§ What you are asked to do
Could you repeat the records below exactly, leaving out any pictures?

===== Records for the exercise =====

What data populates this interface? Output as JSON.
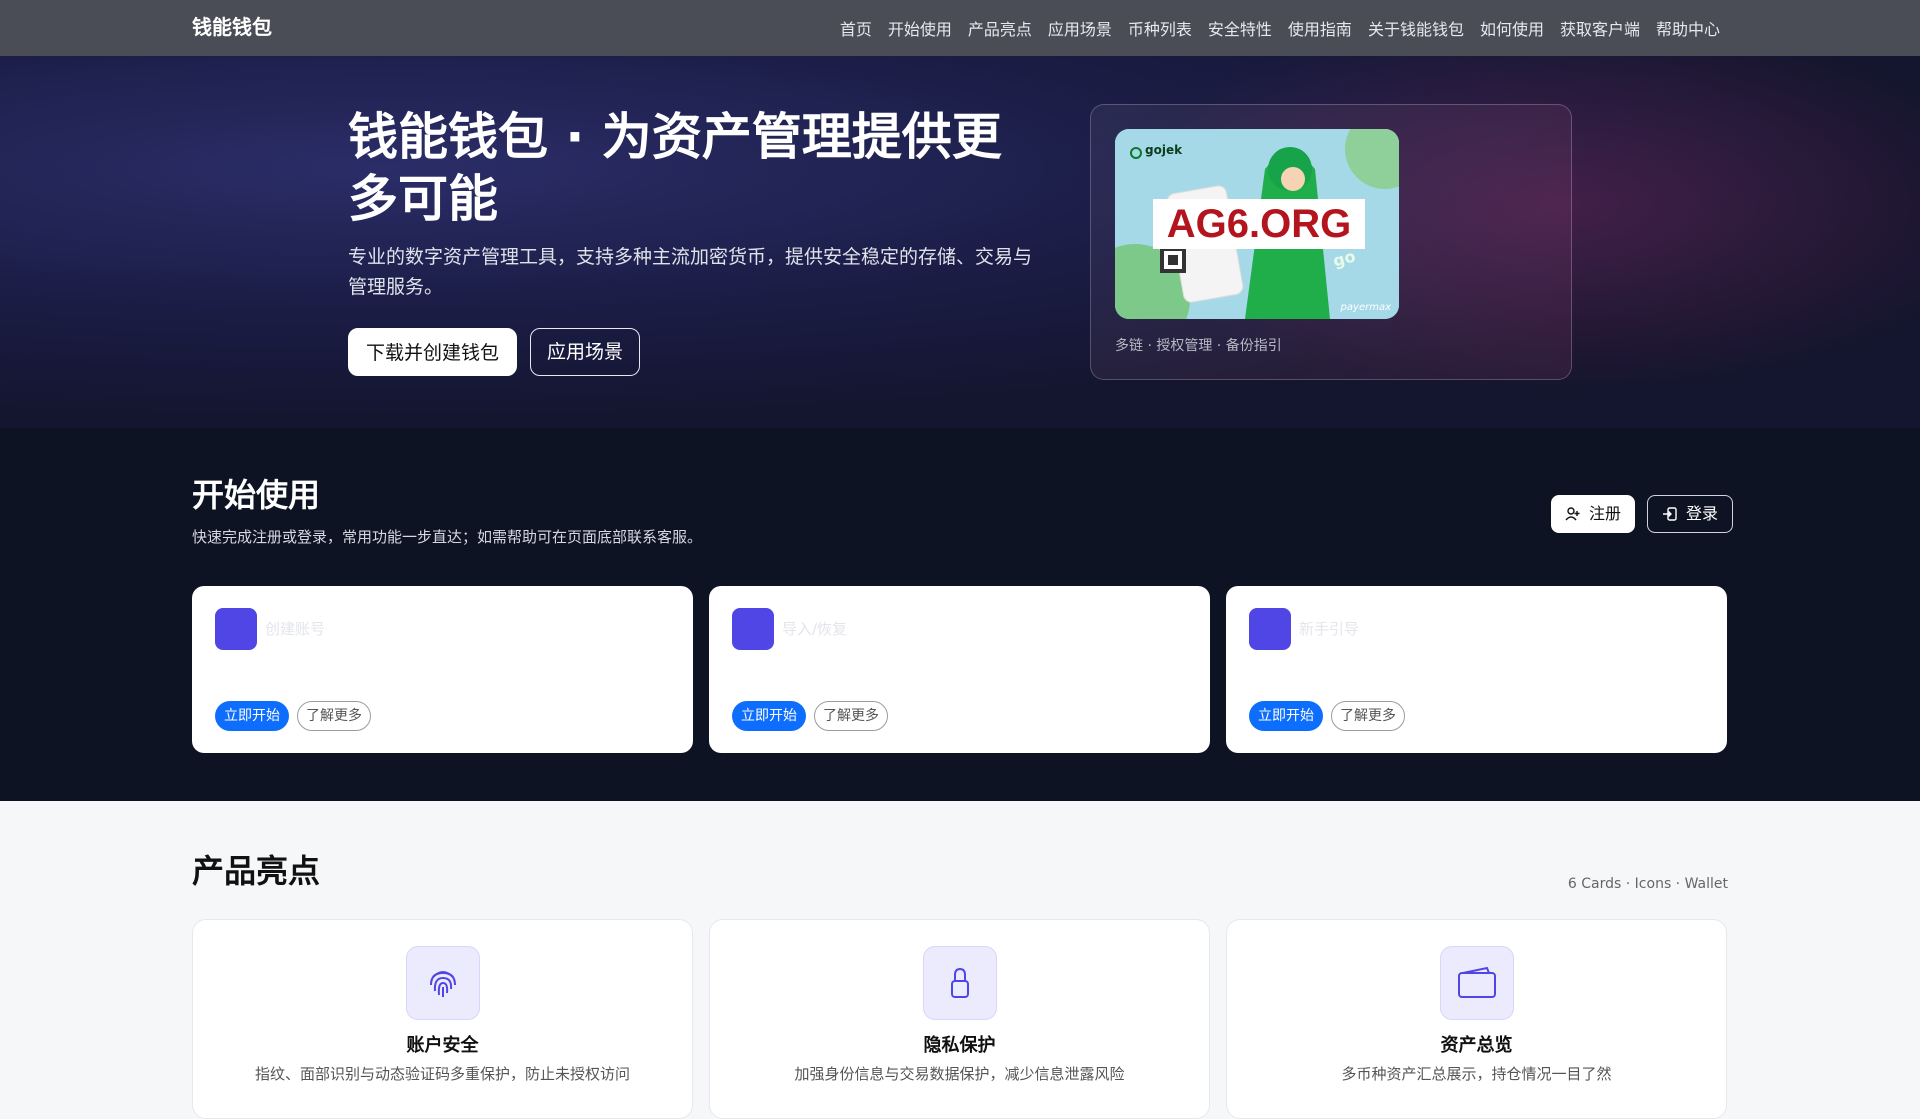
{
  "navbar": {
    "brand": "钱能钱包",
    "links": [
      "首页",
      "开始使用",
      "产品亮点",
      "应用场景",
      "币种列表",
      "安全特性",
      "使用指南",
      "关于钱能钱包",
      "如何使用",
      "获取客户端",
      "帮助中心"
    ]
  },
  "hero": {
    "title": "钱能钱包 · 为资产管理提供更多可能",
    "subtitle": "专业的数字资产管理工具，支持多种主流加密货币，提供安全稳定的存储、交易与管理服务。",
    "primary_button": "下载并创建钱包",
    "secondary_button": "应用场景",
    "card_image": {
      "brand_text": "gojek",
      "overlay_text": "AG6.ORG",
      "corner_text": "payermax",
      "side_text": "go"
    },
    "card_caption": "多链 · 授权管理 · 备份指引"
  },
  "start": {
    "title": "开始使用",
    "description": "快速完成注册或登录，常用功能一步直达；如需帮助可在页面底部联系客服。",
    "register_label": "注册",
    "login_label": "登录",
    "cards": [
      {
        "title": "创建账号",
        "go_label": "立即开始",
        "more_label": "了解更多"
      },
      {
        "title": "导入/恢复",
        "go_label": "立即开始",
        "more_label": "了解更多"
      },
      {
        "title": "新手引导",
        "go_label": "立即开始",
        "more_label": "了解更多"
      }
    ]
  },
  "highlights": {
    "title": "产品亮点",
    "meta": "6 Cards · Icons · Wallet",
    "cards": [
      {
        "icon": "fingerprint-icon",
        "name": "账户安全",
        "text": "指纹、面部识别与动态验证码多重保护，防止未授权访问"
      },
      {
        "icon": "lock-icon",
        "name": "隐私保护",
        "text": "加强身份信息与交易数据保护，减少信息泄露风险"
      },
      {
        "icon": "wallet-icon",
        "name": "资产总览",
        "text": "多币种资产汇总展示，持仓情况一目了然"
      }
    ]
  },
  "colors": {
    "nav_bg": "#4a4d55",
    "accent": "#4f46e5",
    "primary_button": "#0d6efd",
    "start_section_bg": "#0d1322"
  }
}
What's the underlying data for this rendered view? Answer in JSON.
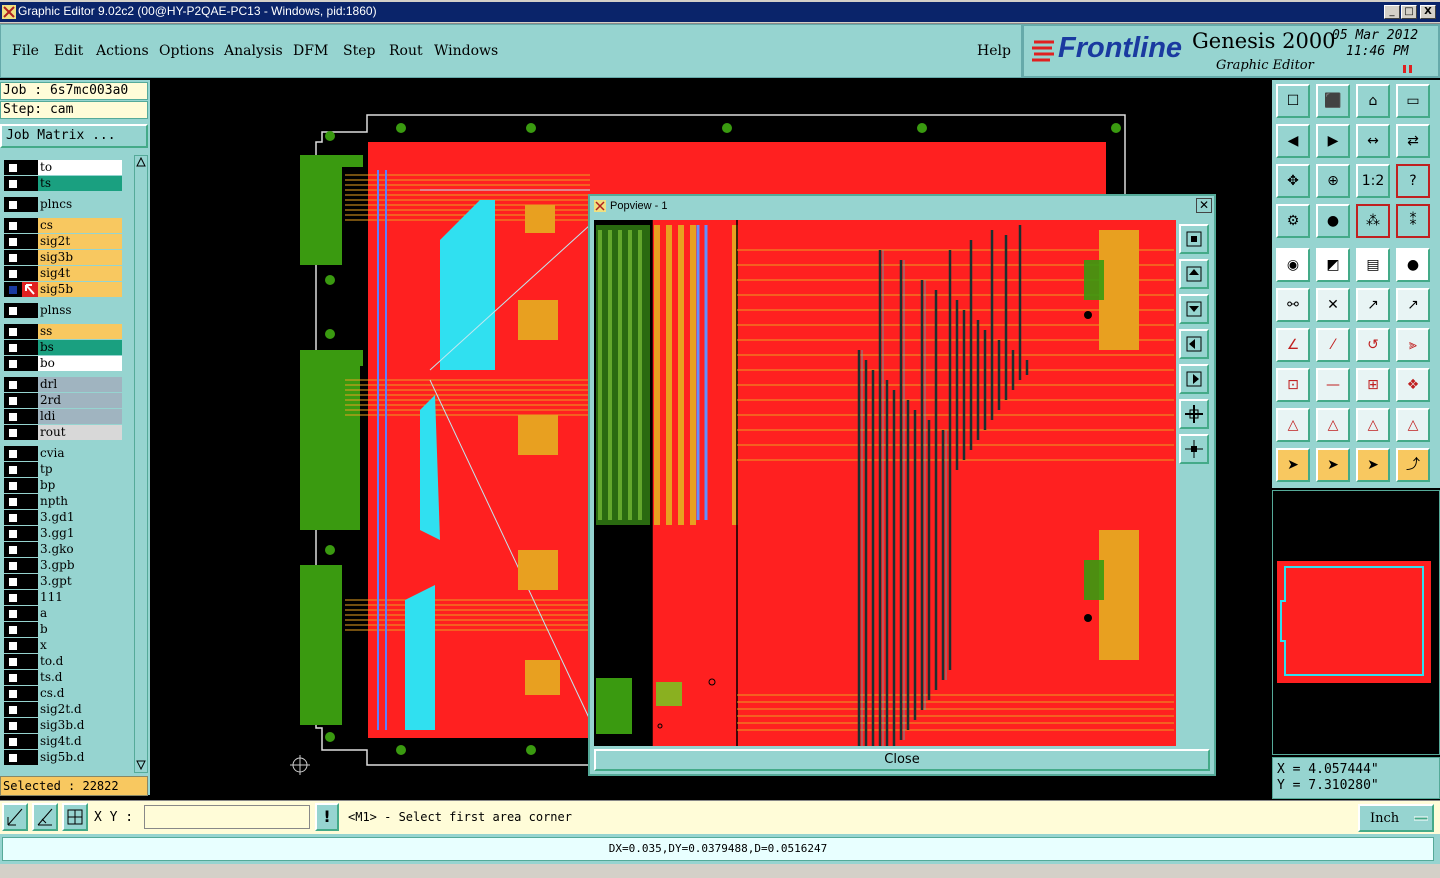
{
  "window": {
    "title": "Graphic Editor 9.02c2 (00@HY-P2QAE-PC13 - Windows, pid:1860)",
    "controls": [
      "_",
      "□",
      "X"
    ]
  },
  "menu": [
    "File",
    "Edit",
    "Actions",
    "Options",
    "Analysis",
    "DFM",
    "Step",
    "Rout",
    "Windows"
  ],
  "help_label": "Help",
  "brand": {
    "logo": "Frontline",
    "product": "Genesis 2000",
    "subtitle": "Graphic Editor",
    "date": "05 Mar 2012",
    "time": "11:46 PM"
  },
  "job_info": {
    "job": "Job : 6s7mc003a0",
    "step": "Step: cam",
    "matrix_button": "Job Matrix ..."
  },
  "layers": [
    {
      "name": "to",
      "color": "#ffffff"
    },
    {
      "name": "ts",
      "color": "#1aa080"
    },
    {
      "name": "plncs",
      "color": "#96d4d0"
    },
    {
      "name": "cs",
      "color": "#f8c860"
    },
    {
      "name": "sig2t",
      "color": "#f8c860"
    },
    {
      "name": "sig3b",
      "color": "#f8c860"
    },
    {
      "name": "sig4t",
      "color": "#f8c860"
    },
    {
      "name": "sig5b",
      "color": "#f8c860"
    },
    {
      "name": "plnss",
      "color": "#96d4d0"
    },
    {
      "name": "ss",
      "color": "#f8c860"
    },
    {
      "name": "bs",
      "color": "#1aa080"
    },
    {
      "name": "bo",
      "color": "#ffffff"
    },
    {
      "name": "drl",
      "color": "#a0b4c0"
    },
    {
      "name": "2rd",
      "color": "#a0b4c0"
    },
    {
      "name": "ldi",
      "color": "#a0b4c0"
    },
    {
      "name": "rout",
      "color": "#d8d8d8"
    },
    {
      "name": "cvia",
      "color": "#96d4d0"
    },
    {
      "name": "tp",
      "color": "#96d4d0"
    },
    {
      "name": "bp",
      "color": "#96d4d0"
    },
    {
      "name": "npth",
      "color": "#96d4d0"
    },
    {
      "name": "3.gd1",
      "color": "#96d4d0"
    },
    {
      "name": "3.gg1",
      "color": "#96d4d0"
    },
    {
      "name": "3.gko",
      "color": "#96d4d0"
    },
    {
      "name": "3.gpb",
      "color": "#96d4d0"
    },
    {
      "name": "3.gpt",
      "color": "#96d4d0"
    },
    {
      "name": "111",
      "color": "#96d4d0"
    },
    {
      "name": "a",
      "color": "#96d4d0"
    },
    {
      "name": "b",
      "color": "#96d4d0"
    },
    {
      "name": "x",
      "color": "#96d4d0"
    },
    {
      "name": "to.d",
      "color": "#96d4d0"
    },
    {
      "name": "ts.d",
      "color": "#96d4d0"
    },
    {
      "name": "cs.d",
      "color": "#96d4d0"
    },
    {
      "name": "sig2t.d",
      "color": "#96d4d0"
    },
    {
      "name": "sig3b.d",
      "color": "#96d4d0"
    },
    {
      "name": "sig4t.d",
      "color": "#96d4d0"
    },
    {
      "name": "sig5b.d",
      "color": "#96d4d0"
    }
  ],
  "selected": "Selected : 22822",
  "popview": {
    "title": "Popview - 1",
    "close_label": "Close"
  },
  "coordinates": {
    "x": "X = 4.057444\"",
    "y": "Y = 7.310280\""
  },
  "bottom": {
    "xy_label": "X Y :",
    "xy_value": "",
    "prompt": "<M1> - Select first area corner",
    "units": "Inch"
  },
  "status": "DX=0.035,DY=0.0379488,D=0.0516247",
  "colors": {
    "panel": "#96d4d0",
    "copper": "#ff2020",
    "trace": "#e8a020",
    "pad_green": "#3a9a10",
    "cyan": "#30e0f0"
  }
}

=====

§ Response to this exercise
What data populates this interface? Output as JSON.
{
  "navbar": {
    "brand": "钱能钱包",
    "links": [
      "首页",
      "开始使用",
      "产品亮点",
      "应用场景",
      "币种列表",
      "安全特性",
      "使用指南",
      "关于钱能钱包",
      "如何使用",
      "获取客户端",
      "帮助中心"
    ]
  },
  "hero": {
    "title": "钱能钱包 · 为资产管理提供更多可能",
    "subtitle": "专业的数字资产管理工具，支持多种主流加密货币，提供安全稳定的存储、交易与管理服务。",
    "primary_button": "下载并创建钱包",
    "secondary_button": "应用场景",
    "card_image": {
      "brand_text": "gojek",
      "overlay_text": "AG6.ORG",
      "corner_text": "payermax",
      "side_text": "go"
    },
    "card_caption": "多链 · 授权管理 · 备份指引"
  },
  "start": {
    "title": "开始使用",
    "description": "快速完成注册或登录，常用功能一步直达；如需帮助可在页面底部联系客服。",
    "register_label": "注册",
    "login_label": "登录",
    "cards": [
      {
        "title": "创建账号",
        "go_label": "立即开始",
        "more_label": "了解更多"
      },
      {
        "title": "导入/恢复",
        "go_label": "立即开始",
        "more_label": "了解更多"
      },
      {
        "title": "新手引导",
        "go_label": "立即开始",
        "more_label": "了解更多"
      }
    ]
  },
  "highlights": {
    "title": "产品亮点",
    "meta": "6 Cards · Icons · Wallet",
    "cards": [
      {
        "icon": "fingerprint-icon",
        "name": "账户安全",
        "text": "指纹、面部识别与动态验证码多重保护，防止未授权访问"
      },
      {
        "icon": "lock-icon",
        "name": "隐私保护",
        "text": "加强身份信息与交易数据保护，减少信息泄露风险"
      },
      {
        "icon": "wallet-icon",
        "name": "资产总览",
        "text": "多币种资产汇总展示，持仓情况一目了然"
      }
    ]
  },
  "colors": {
    "nav_bg": "#4a4d55",
    "accent": "#4f46e5",
    "primary_button": "#0d6efd",
    "start_section_bg": "#0d1322"
  }
}
What's the underlying data for this rendered view? Answer in JSON.
{
  "window": {
    "title": "Graphic Editor 9.02c2 (00@HY-P2QAE-PC13 - Windows, pid:1860)",
    "controls": [
      "_",
      "□",
      "X"
    ]
  },
  "menu": [
    "File",
    "Edit",
    "Actions",
    "Options",
    "Analysis",
    "DFM",
    "Step",
    "Rout",
    "Windows"
  ],
  "help_label": "Help",
  "brand": {
    "logo": "Frontline",
    "product": "Genesis 2000",
    "subtitle": "Graphic Editor",
    "date": "05 Mar 2012",
    "time": "11:46 PM"
  },
  "job_info": {
    "job": "Job : 6s7mc003a0",
    "step": "Step: cam",
    "matrix_button": "Job Matrix ..."
  },
  "layers": [
    {
      "name": "to",
      "color": "#ffffff"
    },
    {
      "name": "ts",
      "color": "#1aa080"
    },
    {
      "name": "plncs",
      "color": "#96d4d0"
    },
    {
      "name": "cs",
      "color": "#f8c860"
    },
    {
      "name": "sig2t",
      "color": "#f8c860"
    },
    {
      "name": "sig3b",
      "color": "#f8c860"
    },
    {
      "name": "sig4t",
      "color": "#f8c860"
    },
    {
      "name": "sig5b",
      "color": "#f8c860"
    },
    {
      "name": "plnss",
      "color": "#96d4d0"
    },
    {
      "name": "ss",
      "color": "#f8c860"
    },
    {
      "name": "bs",
      "color": "#1aa080"
    },
    {
      "name": "bo",
      "color": "#ffffff"
    },
    {
      "name": "drl",
      "color": "#a0b4c0"
    },
    {
      "name": "2rd",
      "color": "#a0b4c0"
    },
    {
      "name": "ldi",
      "color": "#a0b4c0"
    },
    {
      "name": "rout",
      "color": "#d8d8d8"
    },
    {
      "name": "cvia",
      "color": "#96d4d0"
    },
    {
      "name": "tp",
      "color": "#96d4d0"
    },
    {
      "name": "bp",
      "color": "#96d4d0"
    },
    {
      "name": "npth",
      "color": "#96d4d0"
    },
    {
      "name": "3.gd1",
      "color": "#96d4d0"
    },
    {
      "name": "3.gg1",
      "color": "#96d4d0"
    },
    {
      "name": "3.gko",
      "color": "#96d4d0"
    },
    {
      "name": "3.gpb",
      "color": "#96d4d0"
    },
    {
      "name": "3.gpt",
      "color": "#96d4d0"
    },
    {
      "name": "111",
      "color": "#96d4d0"
    },
    {
      "name": "a",
      "color": "#96d4d0"
    },
    {
      "name": "b",
      "color": "#96d4d0"
    },
    {
      "name": "x",
      "color": "#96d4d0"
    },
    {
      "name": "to.d",
      "color": "#96d4d0"
    },
    {
      "name": "ts.d",
      "color": "#96d4d0"
    },
    {
      "name": "cs.d",
      "color": "#96d4d0"
    },
    {
      "name": "sig2t.d",
      "color": "#96d4d0"
    },
    {
      "name": "sig3b.d",
      "color": "#96d4d0"
    },
    {
      "name": "sig4t.d",
      "color": "#96d4d0"
    },
    {
      "name": "sig5b.d",
      "color": "#96d4d0"
    }
  ],
  "selected": "Selected : 22822",
  "popview": {
    "title": "Popview - 1",
    "close_label": "Close"
  },
  "coordinates": {
    "x": "X = 4.057444\"",
    "y": "Y = 7.310280\""
  },
  "bottom": {
    "xy_label": "X Y :",
    "xy_value": "",
    "prompt": "<M1> - Select first area corner",
    "units": "Inch"
  },
  "status": "DX=0.035,DY=0.0379488,D=0.0516247",
  "colors": {
    "panel": "#96d4d0",
    "copper": "#ff2020",
    "trace": "#e8a020",
    "pad_green": "#3a9a10",
    "cyan": "#30e0f0"
  }
}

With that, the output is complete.